It’s not all that surprising to read that some folks are making a killing from building apps for the iPhone. As of January ’09, over 500 million apps have been downloaded, and seeing that Apple takes a 30% cut on all apps (same as their fee for sales of music on iTunes), developers are taking in 70% of the revenue of these 500 million downloads. What IS interesting to me is the marketing behind these apps, and in particular, the way that some developers are using the concept of free to generate interest in their product.

The New York Times ran an article last week on Ethan Nicholas, the guy who built iShoot, an app that has generated $800,000 in sales in five months. Take a look at how his sales progressed:

After the project was finished, Mr. Nicholas sent it to Apple for approval, quickly granted, and iShoot was released into the online Apple store on Oct. 19.

When he checked his account with Apple to see how many copies the game had sold, Mr. Nicholas’s jaw dropped: On its first day, iShoot sold enough copies at $4.99 each to net him $1,000. He and Nicole were practically “dancing in the street,” he said.

The second day, his portion of the day’s sales was about $2,000.

On the third day, the figure slid down to $50, where it hovered for the next several weeks. “That’s nothing to sneeze at, but I wondered if we could do better,” Mr. Nicholas said.

In January, he released a free version of the game with fewer features, hoping to spark sales of the paid version. It worked: iShoot Lite has been downloaded more than 2 million times, and many people have upgraded to the paid version, which now costs $2.99. On its peak day — Jan. 11 — iShoot sold nearly 17,000 copies, which meant a $35,000 day’s take for Mr. Nicholas.”

Obviously, this is an extreme example of what can happen financially for app developers, but I do think that some comparisons can be made to musicians looking to generate interest in their music online. My friend John Snyder, who runs Artists House Music, once told me “the curse of the developing artist is anonymity, not piracy.” I do believe that some form of “free” makes sense for most artists; be it a download card distributed at live shows, select music available for free on your site (perhaps in exchange for an email address), live shows for download, etc.

Traditional one-size-fits-all physical retailers are failing – Virgin, Transworld, and Borders have all either closed up shop in the US, drastically cut back on music floor space, or are taking massive financial hits.

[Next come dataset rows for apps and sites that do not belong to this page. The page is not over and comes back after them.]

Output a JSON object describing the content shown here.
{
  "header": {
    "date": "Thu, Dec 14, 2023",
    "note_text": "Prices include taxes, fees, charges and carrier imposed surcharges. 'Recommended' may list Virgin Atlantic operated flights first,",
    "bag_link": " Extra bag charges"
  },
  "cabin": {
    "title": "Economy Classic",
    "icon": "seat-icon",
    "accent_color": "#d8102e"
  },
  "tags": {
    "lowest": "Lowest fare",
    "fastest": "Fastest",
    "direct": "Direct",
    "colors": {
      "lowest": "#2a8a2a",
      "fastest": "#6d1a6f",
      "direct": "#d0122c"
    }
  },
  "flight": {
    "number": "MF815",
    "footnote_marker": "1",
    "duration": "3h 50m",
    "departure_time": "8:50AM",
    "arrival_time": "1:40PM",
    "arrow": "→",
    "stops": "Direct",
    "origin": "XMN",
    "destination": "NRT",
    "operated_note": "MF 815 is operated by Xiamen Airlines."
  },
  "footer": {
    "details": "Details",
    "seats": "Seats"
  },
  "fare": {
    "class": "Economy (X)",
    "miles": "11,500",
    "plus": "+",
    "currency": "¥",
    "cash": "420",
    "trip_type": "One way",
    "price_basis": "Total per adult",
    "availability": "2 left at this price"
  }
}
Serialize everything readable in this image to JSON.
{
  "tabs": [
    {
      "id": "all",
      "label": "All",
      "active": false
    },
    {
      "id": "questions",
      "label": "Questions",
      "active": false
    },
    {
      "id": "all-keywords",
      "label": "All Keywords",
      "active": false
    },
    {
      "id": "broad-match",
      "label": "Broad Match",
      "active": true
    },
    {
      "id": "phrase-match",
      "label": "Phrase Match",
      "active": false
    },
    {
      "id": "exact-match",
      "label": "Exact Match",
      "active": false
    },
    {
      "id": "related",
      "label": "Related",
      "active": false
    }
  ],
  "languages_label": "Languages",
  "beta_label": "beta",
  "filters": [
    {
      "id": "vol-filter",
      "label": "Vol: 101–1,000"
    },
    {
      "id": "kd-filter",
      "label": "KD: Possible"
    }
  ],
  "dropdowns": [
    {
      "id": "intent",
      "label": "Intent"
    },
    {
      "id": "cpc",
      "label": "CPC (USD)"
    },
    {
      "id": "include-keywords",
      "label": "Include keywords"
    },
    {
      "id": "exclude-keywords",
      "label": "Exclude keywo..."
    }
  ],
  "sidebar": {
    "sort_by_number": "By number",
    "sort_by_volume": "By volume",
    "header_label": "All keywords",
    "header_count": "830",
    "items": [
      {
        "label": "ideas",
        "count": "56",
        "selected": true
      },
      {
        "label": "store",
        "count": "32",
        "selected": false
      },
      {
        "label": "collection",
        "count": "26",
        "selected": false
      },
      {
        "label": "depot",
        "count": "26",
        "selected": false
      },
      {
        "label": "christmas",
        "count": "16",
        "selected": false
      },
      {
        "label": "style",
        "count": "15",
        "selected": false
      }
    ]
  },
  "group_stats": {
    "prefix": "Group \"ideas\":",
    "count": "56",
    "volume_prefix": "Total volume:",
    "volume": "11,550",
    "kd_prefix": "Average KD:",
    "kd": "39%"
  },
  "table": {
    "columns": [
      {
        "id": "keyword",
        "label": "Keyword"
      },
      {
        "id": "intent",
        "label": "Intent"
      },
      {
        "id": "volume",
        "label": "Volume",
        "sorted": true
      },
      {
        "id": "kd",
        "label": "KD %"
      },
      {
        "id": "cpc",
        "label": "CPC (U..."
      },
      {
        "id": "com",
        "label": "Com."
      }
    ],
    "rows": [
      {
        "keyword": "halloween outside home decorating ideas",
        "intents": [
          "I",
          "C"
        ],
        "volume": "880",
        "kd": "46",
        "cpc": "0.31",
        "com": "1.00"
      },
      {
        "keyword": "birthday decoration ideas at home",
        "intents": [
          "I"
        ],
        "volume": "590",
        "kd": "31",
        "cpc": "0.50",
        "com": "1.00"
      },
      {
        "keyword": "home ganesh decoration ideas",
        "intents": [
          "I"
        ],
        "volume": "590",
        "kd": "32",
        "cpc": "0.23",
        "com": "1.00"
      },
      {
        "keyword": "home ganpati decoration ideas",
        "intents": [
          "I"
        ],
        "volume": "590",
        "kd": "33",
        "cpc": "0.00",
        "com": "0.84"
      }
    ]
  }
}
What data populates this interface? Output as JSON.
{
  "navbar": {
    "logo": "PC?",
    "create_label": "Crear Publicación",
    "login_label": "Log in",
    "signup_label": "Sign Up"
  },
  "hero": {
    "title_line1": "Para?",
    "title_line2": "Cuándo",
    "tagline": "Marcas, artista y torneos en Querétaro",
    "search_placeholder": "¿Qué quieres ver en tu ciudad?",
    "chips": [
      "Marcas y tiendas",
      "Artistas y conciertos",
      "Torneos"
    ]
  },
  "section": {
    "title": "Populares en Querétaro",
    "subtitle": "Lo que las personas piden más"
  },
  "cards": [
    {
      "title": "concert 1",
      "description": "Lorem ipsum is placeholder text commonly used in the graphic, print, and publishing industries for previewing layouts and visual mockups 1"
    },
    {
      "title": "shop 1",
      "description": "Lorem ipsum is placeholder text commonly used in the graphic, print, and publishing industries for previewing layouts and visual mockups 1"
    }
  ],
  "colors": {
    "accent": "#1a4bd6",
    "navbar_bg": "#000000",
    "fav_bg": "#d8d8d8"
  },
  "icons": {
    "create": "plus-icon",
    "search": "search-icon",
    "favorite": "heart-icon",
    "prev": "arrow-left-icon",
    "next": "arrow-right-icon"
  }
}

I think a large part of the future of sales in the music business is online direct to fan relationships (with supporting offline components), where artists cultivate more extensive relationships with their fans, and in the process more effectively monetize traditional and non-traditional sales options. I think some part of “free” works to engage your existing fanbase, as well as turn casual fans into hard-core supporters.

Andrew Dubber has some good thoughts on the topic of free as well. Take a look at his post on “Why Give Away Music For Free.”